(Web page and app entries)

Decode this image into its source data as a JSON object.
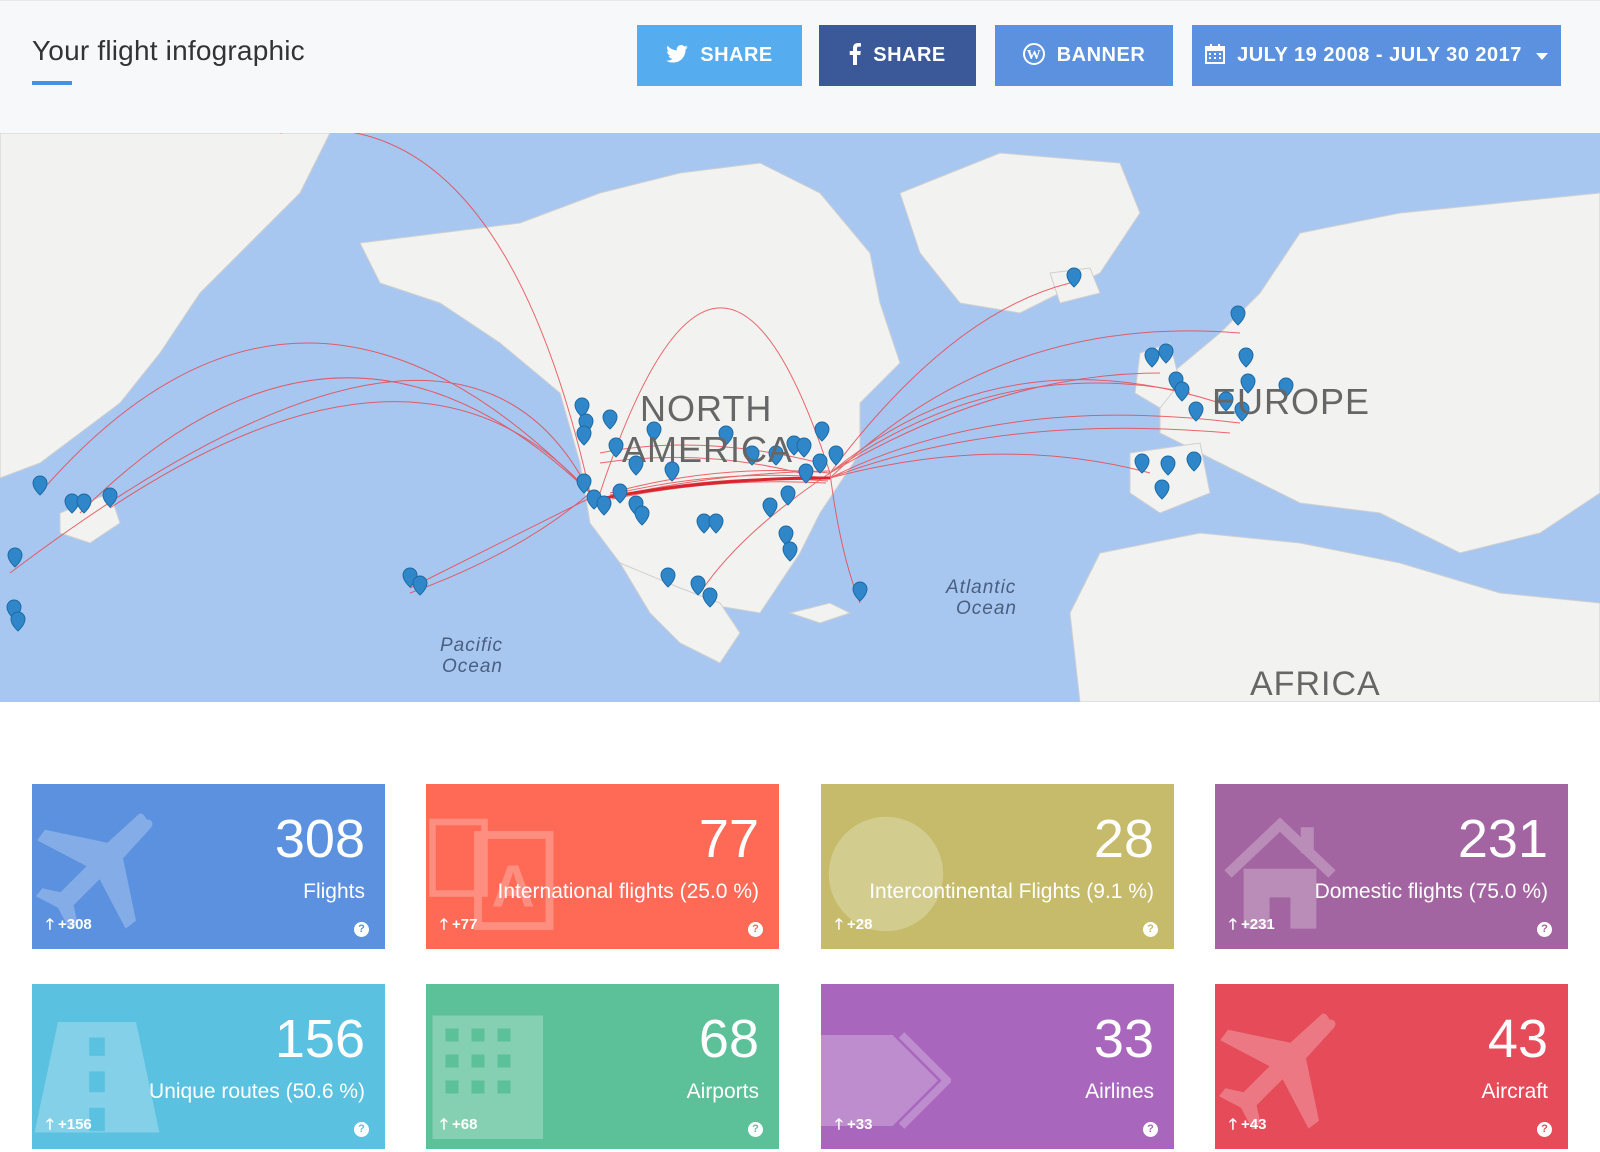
{
  "header": {
    "title": "Your flight infographic",
    "twitter_share": "SHARE",
    "facebook_share": "SHARE",
    "banner": "BANNER",
    "date_range": "JULY 19 2008 - JULY 30 2017"
  },
  "map": {
    "labels": {
      "north_america_1": "NORTH",
      "north_america_2": "AMERICA",
      "europe": "EUROPE",
      "atlantic_1": "Atlantic",
      "atlantic_2": "Ocean",
      "pacific_1": "Pacific",
      "pacific_2": "Ocean",
      "africa": "AFRICA"
    }
  },
  "stats": [
    {
      "value": "308",
      "label": "Flights",
      "delta": "+308",
      "color": "#5b91de",
      "icon": "plane-icon"
    },
    {
      "value": "77",
      "label": "International flights (25.0 %)",
      "delta": "+77",
      "color": "#fe6a56",
      "icon": "translate-icon"
    },
    {
      "value": "28",
      "label": "Intercontinental Flights (9.1 %)",
      "delta": "+28",
      "color": "#c5bb6a",
      "icon": "globe-icon"
    },
    {
      "value": "231",
      "label": "Domestic flights (75.0 %)",
      "delta": "+231",
      "color": "#a365a1",
      "icon": "home-icon"
    },
    {
      "value": "156",
      "label": "Unique routes (50.6 %)",
      "delta": "+156",
      "color": "#5bc1e1",
      "icon": "road-icon"
    },
    {
      "value": "68",
      "label": "Airports",
      "delta": "+68",
      "color": "#5cc199",
      "icon": "building-icon"
    },
    {
      "value": "33",
      "label": "Airlines",
      "delta": "+33",
      "color": "#a867bd",
      "icon": "tags-icon"
    },
    {
      "value": "43",
      "label": "Aircraft",
      "delta": "+43",
      "color": "#e54b58",
      "icon": "plane-icon"
    }
  ],
  "help_glyph": "?",
  "up_arrow": "🡑"
}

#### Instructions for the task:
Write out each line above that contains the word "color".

#### Task answer:
      "color": "#5b91de",
      "color": "#fe6a56",
      "color": "#c5bb6a",
      "color": "#a365a1",
      "color": "#5bc1e1",
      "color": "#5cc199",
      "color": "#a867bd",
      "color": "#e54b58",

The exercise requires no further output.